◆ **ABOUT THIS EXERCISE**: Every line of the material below in which "What" shows up is to be located and copied.

◆ **INPUT MATERIAL**:
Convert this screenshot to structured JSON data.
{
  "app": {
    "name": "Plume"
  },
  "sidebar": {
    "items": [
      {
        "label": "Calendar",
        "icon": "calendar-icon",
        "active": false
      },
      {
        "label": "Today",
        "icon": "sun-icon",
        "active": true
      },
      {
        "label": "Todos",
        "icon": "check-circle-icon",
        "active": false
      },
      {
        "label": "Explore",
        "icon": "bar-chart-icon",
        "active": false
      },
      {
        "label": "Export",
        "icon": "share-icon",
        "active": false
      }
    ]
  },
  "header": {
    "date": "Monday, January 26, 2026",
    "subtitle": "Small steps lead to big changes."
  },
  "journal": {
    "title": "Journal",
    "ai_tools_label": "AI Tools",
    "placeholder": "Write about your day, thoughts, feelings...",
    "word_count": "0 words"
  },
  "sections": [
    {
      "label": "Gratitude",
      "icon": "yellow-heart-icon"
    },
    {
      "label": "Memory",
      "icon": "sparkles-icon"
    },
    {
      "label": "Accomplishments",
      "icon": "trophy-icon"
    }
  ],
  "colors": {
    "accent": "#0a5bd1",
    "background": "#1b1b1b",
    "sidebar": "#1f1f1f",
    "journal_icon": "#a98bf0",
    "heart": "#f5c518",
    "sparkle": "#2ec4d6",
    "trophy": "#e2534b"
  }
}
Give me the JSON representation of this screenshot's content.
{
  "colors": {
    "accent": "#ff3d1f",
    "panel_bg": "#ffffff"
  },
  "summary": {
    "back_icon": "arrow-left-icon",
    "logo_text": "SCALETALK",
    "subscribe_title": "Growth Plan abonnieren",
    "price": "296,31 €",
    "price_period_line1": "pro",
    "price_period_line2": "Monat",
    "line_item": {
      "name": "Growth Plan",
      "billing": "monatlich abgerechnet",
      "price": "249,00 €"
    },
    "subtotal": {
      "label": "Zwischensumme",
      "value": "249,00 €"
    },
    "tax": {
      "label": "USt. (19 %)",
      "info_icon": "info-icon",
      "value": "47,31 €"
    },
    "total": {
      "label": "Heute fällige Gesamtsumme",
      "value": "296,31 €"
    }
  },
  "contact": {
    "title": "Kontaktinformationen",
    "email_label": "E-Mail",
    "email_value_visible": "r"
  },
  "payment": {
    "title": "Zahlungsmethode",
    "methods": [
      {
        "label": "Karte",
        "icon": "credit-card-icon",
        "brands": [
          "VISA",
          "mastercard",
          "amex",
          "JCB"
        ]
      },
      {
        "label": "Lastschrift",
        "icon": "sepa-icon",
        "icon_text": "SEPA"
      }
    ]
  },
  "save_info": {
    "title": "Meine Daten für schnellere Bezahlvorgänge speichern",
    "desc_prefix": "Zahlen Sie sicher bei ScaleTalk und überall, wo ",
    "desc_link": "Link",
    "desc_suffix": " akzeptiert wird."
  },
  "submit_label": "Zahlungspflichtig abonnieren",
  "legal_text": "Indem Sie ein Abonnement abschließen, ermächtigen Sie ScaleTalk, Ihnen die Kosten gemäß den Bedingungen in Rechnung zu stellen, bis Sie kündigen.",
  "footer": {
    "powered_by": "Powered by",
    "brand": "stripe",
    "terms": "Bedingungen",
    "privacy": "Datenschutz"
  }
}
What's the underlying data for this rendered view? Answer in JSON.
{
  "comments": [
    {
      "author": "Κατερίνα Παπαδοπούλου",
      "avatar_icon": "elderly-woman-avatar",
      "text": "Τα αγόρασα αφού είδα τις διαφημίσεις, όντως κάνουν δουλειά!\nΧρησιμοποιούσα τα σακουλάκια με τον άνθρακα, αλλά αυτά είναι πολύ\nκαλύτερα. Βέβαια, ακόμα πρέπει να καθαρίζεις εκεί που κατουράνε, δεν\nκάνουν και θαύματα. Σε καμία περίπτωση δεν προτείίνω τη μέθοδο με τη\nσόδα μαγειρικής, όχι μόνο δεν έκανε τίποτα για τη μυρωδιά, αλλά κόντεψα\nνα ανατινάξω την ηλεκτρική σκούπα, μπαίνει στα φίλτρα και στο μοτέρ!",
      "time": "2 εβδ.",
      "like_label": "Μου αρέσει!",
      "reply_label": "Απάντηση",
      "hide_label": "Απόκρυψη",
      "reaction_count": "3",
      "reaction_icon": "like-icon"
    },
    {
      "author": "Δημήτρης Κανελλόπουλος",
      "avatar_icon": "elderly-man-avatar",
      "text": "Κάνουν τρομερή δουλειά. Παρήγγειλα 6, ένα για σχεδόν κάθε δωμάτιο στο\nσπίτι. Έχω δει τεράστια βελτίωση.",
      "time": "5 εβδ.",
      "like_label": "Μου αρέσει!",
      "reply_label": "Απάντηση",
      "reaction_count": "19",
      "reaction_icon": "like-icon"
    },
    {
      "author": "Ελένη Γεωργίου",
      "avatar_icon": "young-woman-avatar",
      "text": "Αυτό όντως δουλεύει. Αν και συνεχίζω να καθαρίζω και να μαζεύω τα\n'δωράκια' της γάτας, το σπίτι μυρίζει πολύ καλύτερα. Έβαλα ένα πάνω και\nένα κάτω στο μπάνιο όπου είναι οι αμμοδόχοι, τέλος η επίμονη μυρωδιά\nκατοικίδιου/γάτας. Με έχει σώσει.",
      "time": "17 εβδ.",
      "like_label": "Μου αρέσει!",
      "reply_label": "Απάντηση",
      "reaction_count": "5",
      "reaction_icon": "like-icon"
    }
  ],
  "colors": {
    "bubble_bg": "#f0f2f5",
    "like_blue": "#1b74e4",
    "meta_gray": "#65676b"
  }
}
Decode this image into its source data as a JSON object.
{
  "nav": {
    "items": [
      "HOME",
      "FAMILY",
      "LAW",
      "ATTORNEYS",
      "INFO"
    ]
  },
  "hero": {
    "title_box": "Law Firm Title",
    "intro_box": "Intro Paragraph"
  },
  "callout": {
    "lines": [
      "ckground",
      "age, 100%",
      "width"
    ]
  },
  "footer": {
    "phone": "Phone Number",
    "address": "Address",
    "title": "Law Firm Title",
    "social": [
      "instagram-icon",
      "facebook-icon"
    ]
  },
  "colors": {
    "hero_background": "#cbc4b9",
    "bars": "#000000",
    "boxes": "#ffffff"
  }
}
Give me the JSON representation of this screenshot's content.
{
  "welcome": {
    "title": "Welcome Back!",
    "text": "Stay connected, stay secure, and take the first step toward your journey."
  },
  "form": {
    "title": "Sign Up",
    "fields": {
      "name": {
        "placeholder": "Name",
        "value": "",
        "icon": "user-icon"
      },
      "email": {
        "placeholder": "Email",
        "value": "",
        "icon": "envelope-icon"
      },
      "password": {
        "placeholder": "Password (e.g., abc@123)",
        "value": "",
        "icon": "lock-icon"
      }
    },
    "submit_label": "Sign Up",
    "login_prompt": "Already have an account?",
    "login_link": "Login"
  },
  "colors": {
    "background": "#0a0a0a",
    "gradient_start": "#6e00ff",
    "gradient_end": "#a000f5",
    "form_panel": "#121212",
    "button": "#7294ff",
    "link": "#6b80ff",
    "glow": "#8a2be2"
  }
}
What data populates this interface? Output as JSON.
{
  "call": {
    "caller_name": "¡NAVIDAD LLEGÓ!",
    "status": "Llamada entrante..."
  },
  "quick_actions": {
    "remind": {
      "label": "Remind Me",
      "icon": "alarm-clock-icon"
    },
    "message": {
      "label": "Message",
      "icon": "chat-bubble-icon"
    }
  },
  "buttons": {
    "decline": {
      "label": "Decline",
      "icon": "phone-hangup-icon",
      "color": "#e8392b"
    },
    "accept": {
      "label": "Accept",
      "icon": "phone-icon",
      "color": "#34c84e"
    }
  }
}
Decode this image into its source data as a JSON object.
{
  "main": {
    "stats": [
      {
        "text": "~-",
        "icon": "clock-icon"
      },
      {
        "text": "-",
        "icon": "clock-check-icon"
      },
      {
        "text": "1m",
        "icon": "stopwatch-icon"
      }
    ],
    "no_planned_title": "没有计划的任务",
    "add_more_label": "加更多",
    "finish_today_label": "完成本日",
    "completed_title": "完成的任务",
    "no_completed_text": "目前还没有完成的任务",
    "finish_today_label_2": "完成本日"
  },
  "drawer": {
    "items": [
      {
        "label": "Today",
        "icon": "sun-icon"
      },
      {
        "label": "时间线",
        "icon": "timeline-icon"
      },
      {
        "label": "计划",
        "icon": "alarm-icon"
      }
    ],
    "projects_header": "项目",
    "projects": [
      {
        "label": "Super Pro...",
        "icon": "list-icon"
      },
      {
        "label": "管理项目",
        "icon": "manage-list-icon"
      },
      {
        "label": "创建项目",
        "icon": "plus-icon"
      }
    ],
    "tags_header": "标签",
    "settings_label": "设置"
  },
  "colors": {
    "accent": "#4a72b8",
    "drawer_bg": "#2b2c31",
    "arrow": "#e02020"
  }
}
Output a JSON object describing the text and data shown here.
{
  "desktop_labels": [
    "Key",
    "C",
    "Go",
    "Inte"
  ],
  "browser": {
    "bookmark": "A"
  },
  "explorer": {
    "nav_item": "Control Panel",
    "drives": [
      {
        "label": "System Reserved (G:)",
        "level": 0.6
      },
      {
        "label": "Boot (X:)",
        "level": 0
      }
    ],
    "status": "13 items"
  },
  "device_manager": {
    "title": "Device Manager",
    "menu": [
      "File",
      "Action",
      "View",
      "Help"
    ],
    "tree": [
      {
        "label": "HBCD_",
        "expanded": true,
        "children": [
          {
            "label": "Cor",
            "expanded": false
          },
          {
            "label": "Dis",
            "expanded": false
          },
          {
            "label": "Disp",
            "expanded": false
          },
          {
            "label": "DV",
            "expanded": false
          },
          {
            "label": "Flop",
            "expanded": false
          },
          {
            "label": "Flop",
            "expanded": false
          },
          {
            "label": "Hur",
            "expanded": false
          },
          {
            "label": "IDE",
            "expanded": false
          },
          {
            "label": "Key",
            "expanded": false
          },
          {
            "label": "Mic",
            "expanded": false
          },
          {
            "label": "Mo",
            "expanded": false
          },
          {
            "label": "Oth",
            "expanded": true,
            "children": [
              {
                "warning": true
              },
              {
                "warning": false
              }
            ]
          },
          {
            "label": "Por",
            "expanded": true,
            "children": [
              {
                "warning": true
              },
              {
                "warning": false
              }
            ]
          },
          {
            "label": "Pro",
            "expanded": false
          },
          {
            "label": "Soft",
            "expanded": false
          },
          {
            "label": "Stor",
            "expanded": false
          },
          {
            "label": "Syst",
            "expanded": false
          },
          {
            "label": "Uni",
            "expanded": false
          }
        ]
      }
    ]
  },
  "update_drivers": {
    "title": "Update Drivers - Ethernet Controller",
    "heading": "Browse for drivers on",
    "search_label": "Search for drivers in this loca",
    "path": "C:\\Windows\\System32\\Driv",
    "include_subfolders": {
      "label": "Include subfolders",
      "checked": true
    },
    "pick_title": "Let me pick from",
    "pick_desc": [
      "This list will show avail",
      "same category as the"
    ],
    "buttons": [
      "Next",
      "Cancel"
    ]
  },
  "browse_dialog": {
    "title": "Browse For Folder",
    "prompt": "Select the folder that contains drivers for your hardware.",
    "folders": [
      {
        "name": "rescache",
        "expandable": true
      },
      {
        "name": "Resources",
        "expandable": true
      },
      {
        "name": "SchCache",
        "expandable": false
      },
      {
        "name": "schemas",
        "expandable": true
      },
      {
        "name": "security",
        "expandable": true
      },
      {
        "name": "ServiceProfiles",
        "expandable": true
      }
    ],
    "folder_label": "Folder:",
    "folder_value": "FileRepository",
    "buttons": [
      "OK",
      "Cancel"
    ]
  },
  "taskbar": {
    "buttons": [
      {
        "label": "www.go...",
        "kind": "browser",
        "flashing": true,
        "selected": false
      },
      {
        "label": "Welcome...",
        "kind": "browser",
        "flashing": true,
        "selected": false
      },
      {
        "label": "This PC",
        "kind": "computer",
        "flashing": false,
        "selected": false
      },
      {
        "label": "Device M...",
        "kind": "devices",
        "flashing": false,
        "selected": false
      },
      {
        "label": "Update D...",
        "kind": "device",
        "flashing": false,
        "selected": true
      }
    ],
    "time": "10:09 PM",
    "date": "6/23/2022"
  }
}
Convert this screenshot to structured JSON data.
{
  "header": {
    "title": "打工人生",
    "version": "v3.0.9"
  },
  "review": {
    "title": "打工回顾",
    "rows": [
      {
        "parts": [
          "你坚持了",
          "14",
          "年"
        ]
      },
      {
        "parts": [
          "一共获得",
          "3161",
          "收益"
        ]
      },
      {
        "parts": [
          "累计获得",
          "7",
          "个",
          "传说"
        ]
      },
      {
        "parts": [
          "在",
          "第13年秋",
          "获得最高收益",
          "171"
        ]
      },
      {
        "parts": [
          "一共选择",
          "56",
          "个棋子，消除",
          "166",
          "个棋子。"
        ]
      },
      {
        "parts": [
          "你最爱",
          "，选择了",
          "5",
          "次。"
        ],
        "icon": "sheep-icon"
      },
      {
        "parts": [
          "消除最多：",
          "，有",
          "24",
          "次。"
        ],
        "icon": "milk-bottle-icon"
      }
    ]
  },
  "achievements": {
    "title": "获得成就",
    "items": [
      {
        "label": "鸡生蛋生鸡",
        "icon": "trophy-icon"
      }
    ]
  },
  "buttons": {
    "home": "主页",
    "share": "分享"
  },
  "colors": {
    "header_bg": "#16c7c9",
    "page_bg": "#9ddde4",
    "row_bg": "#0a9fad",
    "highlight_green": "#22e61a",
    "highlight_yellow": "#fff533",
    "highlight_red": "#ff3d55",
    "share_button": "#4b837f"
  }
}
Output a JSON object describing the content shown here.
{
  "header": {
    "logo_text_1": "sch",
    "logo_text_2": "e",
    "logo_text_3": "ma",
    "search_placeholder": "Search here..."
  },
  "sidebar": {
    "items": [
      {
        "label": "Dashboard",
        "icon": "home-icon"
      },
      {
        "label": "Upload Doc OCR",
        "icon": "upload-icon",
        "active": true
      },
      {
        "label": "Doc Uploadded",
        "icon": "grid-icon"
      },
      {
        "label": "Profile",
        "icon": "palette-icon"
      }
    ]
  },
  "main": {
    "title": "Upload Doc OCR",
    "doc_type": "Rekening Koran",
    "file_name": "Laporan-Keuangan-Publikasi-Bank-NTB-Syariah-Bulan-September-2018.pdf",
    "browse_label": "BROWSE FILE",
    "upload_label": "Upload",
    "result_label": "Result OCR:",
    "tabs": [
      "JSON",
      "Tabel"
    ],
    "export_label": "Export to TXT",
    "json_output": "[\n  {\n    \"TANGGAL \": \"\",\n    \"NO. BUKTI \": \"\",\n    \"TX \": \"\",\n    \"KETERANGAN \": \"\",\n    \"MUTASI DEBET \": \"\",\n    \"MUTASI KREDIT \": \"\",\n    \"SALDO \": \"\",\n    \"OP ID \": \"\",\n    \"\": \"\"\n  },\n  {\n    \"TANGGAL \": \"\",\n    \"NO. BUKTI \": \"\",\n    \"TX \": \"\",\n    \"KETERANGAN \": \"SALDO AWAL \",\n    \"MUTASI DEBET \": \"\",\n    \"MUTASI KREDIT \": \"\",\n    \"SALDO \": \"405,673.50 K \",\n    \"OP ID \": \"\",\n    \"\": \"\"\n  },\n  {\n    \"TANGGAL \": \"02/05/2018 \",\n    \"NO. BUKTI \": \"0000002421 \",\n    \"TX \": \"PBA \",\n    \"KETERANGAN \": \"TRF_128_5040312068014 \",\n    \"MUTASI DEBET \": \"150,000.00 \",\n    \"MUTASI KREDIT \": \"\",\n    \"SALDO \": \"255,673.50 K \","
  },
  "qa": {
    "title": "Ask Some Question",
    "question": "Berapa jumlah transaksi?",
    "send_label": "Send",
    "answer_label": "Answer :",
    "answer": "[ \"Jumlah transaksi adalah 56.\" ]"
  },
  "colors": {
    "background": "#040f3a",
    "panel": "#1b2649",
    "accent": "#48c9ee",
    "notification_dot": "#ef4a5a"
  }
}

◆ **TASK SOLUTION**:
What's the underlying data for this rendered view? Answer in JSON.
What data populates this interface? Output as JSON.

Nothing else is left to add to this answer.